Barnes & Noble’s new e-reader, the Nook, goes on sale next Tuesday. Wired calls it a Kindle-killer:
The reader…looks a lot like Amazon’s white plastic e-book, only instead of the chiclet-keyboard there is a color multitouch screen, to be used as a keyboard or to browse books, cover-flow style. The machine runs Google’s Android OS, will have wireless capability from an unspecified carrier and comes in at the same $260 as the now rather old-fashioned-looking Kindle.
But it’s the details of the Barnes & Noble service itself that have us really interested. Gizmodo, which first broke the leaked images, has information that B&N will be discounting titles heavily in their electronic format, which is as is should be (no paper, printing or shipping costs). The Nook will also be able to get books from the Google Books Project.

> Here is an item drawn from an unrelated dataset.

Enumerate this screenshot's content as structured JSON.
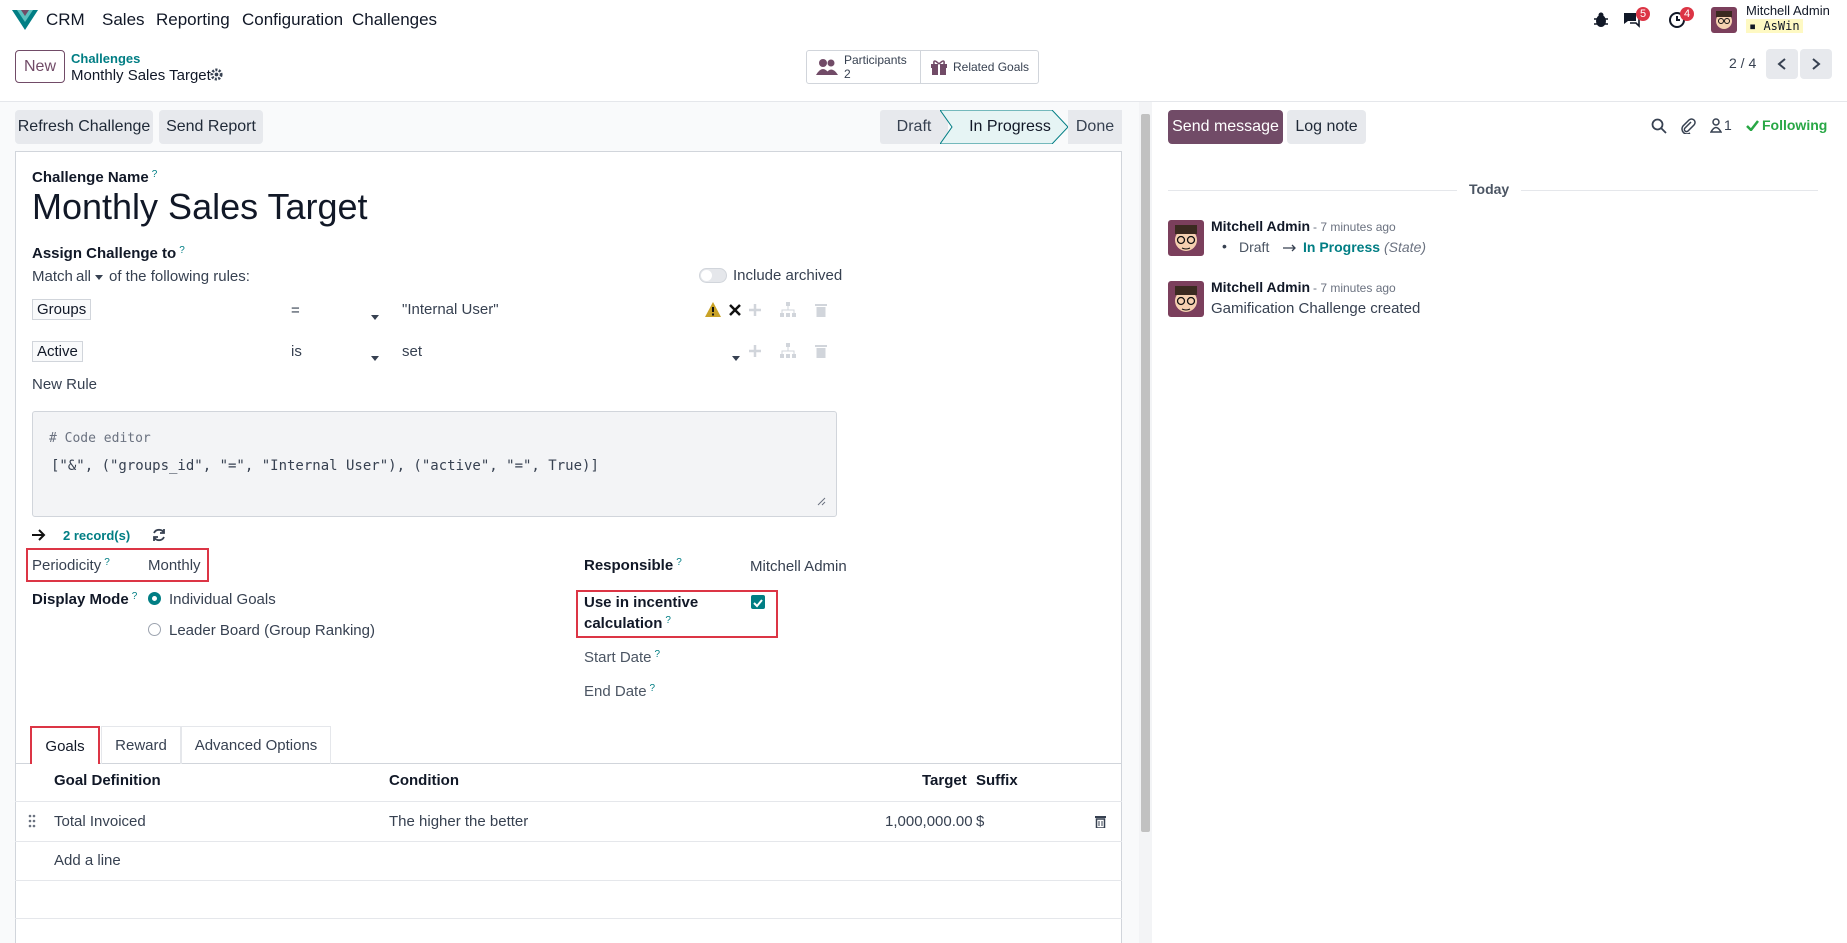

And over at the Wall Street Journal, somebody got a peek at an at ad set to run in The New York Times this coming Sunday. The ad features the line “Lend eBooks to friends,” and this has the potential to destroy the Kindle model. One of the biggest problems with e-books is that you can’t lend or re-sell them. If B&N is selling e-books cheaper than the paper versions, then the resale issue is moot. And lending, even if your friends need a Nook, too, takes away the other big advantage of paper.
It’s nice to finally see some real competition in the e-reader space. The Wall Street Journal revealed yesterday that the Nook would cost $259.